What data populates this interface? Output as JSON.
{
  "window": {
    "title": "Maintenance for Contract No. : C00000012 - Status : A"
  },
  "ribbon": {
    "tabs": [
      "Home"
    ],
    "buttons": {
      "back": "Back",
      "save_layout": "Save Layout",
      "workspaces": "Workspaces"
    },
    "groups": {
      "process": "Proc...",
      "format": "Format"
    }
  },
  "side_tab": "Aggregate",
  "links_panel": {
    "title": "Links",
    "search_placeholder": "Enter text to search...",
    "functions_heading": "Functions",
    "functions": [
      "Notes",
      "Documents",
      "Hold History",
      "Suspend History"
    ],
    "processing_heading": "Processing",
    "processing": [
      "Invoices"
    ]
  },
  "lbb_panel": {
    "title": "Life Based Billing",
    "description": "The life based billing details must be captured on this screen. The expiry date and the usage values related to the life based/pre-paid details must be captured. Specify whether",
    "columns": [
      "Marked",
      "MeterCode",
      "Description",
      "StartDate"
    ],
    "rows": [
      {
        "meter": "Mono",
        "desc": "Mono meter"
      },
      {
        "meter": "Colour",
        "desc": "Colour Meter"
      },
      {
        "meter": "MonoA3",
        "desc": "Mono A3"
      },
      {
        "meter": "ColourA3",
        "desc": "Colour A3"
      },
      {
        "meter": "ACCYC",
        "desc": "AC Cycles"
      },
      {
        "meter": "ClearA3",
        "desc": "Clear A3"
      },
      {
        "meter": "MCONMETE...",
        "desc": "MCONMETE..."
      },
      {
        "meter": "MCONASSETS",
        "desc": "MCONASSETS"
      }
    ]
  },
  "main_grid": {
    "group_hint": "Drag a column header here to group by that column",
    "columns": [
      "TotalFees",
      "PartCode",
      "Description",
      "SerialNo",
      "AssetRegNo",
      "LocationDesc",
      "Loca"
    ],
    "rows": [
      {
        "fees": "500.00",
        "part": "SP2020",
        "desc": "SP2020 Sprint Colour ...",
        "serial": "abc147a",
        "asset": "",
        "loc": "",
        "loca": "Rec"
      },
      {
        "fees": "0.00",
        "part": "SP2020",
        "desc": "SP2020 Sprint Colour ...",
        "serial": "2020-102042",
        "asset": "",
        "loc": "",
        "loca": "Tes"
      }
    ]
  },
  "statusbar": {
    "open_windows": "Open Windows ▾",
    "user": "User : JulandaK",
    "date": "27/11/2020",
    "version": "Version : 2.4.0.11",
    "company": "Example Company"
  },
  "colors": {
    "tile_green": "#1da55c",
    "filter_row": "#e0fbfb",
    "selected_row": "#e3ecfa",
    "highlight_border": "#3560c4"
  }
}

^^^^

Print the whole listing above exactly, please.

What data populates this interface? Output as JSON.
{
  "window": {
    "title": "Maintenance for Contract No. : C00000012 - Status : A"
  },
  "ribbon": {
    "tabs": [
      "Home"
    ],
    "buttons": {
      "back": "Back",
      "save_layout": "Save Layout",
      "workspaces": "Workspaces"
    },
    "groups": {
      "process": "Proc...",
      "format": "Format"
    }
  },
  "side_tab": "Aggregate",
  "links_panel": {
    "title": "Links",
    "search_placeholder": "Enter text to search...",
    "functions_heading": "Functions",
    "functions": [
      "Notes",
      "Documents",
      "Hold History",
      "Suspend History"
    ],
    "processing_heading": "Processing",
    "processing": [
      "Invoices"
    ]
  },
  "lbb_panel": {
    "title": "Life Based Billing",
    "description": "The life based billing details must be captured on this screen. The expiry date and the usage values related to the life based/pre-paid details must be captured. Specify whether",
    "columns": [
      "Marked",
      "MeterCode",
      "Description",
      "StartDate"
    ],
    "rows": [
      {
        "meter": "Mono",
        "desc": "Mono meter"
      },
      {
        "meter": "Colour",
        "desc": "Colour Meter"
      },
      {
        "meter": "MonoA3",
        "desc": "Mono A3"
      },
      {
        "meter": "ColourA3",
        "desc": "Colour A3"
      },
      {
        "meter": "ACCYC",
        "desc": "AC Cycles"
      },
      {
        "meter": "ClearA3",
        "desc": "Clear A3"
      },
      {
        "meter": "MCONMETE...",
        "desc": "MCONMETE..."
      },
      {
        "meter": "MCONASSETS",
        "desc": "MCONASSETS"
      }
    ]
  },
  "main_grid": {
    "group_hint": "Drag a column header here to group by that column",
    "columns": [
      "TotalFees",
      "PartCode",
      "Description",
      "SerialNo",
      "AssetRegNo",
      "LocationDesc",
      "Loca"
    ],
    "rows": [
      {
        "fees": "500.00",
        "part": "SP2020",
        "desc": "SP2020 Sprint Colour ...",
        "serial": "abc147a",
        "asset": "",
        "loc": "",
        "loca": "Rec"
      },
      {
        "fees": "0.00",
        "part": "SP2020",
        "desc": "SP2020 Sprint Colour ...",
        "serial": "2020-102042",
        "asset": "",
        "loc": "",
        "loca": "Tes"
      }
    ]
  },
  "statusbar": {
    "open_windows": "Open Windows ▾",
    "user": "User : JulandaK",
    "date": "27/11/2020",
    "version": "Version : 2.4.0.11",
    "company": "Example Company"
  },
  "colors": {
    "tile_green": "#1da55c",
    "filter_row": "#e0fbfb",
    "selected_row": "#e3ecfa",
    "highlight_border": "#3560c4"
  }
}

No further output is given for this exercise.